Top Stories
Top Stories
Futures & Commodities

Palladium slumps 6 pct; gold dips as dollar gain

Umit Bektas | Reuters

Palladium slumped 6 percent on Wednesday as investors booked profits after a rally to record highs and slowing global growth cast doubts over demand for the autocatalyst metal, while gold slipped on a stronger dollar.

Palladium fell 6 percent to $1,445 per ounce, the lowest since Feb. 18. The metal had hit a record $1,620.52 last week.

U.S. gold futures settled $4.60 lower at $1,310.40.

"Net longs have stayed steady in palladium for the better part of six months and this surprising retreat in gold seems to have triggered profit taking in palladium. It is a very illiquid market which magnifies the price moves," said Tai Wong, head of base and precious metals derivatives trading at BMO.

The slide pared gains from palladium's over 15 percent rally this year fueled by a sharp supply deficit.

"It seems that global recession fears start to hurt palladium as well," Commerzbank analyst Carsten Fritsch said.

Anglo American Chief Executive Mark Cutifani's comment that palladium was in a market "bubble" weighed on prices.

A gauge of world stocks slipped on fears of a global economic slowdown, while benchmark U.S. Treasury yields sank to fresh 15-month lows and German bond yields fell further below zero.

The gloomy economic scenario offered only limited support to gold, which gave back early gains and dipped 0.2 percent to $1,312.67 per ounce, as the dollar rose.

"The sudden selling looks like long liquidation after gold failed to rally in the face of sharply lower yields and the U.S dollar has been stubbornly bid," BMO's Wong said.

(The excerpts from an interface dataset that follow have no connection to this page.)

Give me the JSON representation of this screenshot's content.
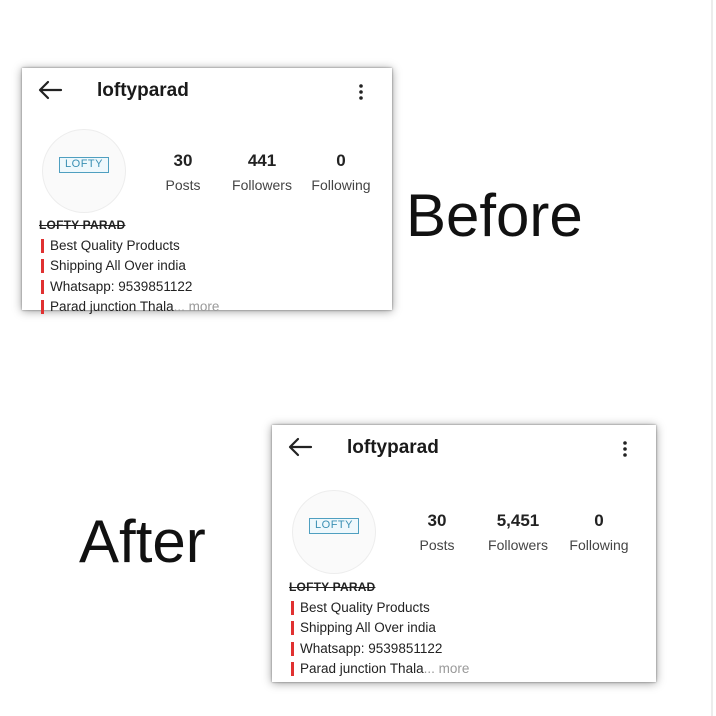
{
  "before": {
    "caption": "Before",
    "profile": {
      "username": "loftyparad",
      "logo_text": "LOFTY",
      "stats": [
        {
          "value": "30",
          "label": "Posts"
        },
        {
          "value": "441",
          "label": "Followers"
        },
        {
          "value": "0",
          "label": "Following"
        }
      ],
      "bio_name": "LOFTY PARAD",
      "bio_lines": [
        "Best Quality Products",
        "Shipping All Over india",
        "Whatsapp: 9539851122",
        "Parad junction Thala"
      ],
      "more_suffix": "... more"
    }
  },
  "after": {
    "caption": "After",
    "profile": {
      "username": "loftyparad",
      "logo_text": "LOFTY",
      "stats": [
        {
          "value": "30",
          "label": "Posts"
        },
        {
          "value": "5,451",
          "label": "Followers"
        },
        {
          "value": "0",
          "label": "Following"
        }
      ],
      "bio_name": "LOFTY PARAD",
      "bio_lines": [
        "Best Quality Products",
        "Shipping All Over india",
        "Whatsapp: 9539851122",
        "Parad junction Thala"
      ],
      "more_suffix": "... more"
    }
  },
  "colors": {
    "accent": "#e03131",
    "logo": "#3a8fb3",
    "muted": "#999999"
  },
  "icons": {
    "back": "back-arrow-icon",
    "menu": "more-vertical-icon"
  }
}
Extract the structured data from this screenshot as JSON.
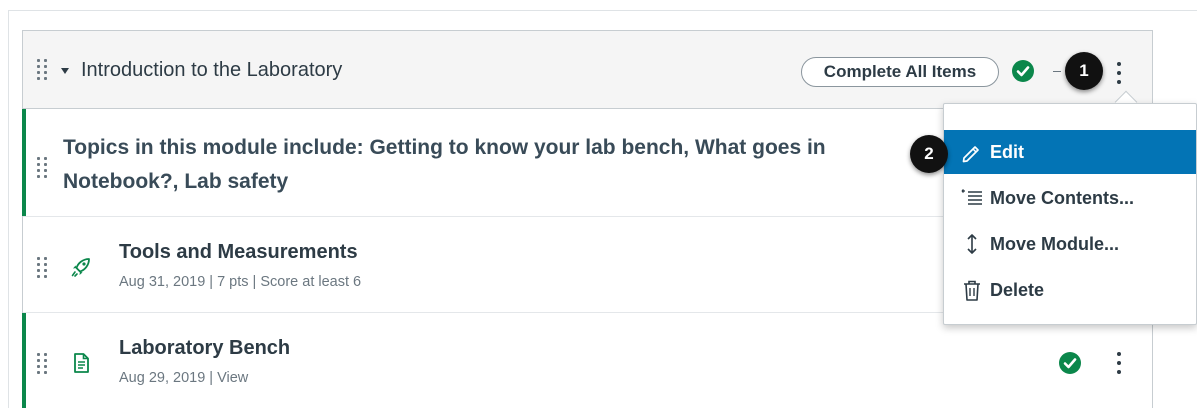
{
  "module": {
    "title": "Introduction to the Laboratory",
    "complete_all_label": "Complete All Items",
    "subheader": "Topics in this module include: Getting to know your lab bench, What goes in Notebook?, Lab safety",
    "items": [
      {
        "title": "Tools and Measurements",
        "meta": "Aug 31, 2019  |  7 pts  |  Score at least 6",
        "icon": "rocket-icon"
      },
      {
        "title": "Laboratory Bench",
        "meta": "Aug 29, 2019  |  View",
        "icon": "page-icon"
      }
    ]
  },
  "menu": {
    "items": [
      {
        "label": "Edit",
        "icon": "pencil-icon",
        "active": true
      },
      {
        "label": "Move Contents...",
        "icon": "move-contents-icon",
        "active": false
      },
      {
        "label": "Move Module...",
        "icon": "move-vertical-icon",
        "active": false
      },
      {
        "label": "Delete",
        "icon": "trash-icon",
        "active": false
      }
    ]
  },
  "callouts": {
    "first": "1",
    "second": "2"
  },
  "colors": {
    "accent": "#0374b5",
    "success": "#0b874b",
    "text": "#2d3b45",
    "muted": "#6b7780"
  }
}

The U.S. dollar index was up 0.2 percent, making bullion more expensive for holders of their currencies.

On Monday, bullion had touched $1,324.32, the highest in more than three weeks.

"Selling pressure (in gold) has been consistent ever since gold and silver prices came off this week's high of $1,324," said Walter Pehowich, executive vice president of investment services at Dillon Gage Metals.

Investors awaited the latest round of China-U.S. trade negotiations in Beijing on Thursday, as well as British Prime Minister Theresa May's address to Conservative lawmakers at 1700 GMT, possibly to set a timetable for her departure in a final bid to win support for her twice-rejected Brexit deal.

Silver was down 0.8 percent at $15.30 per ounce, while platinum dipped 0.1 percent to $854.56.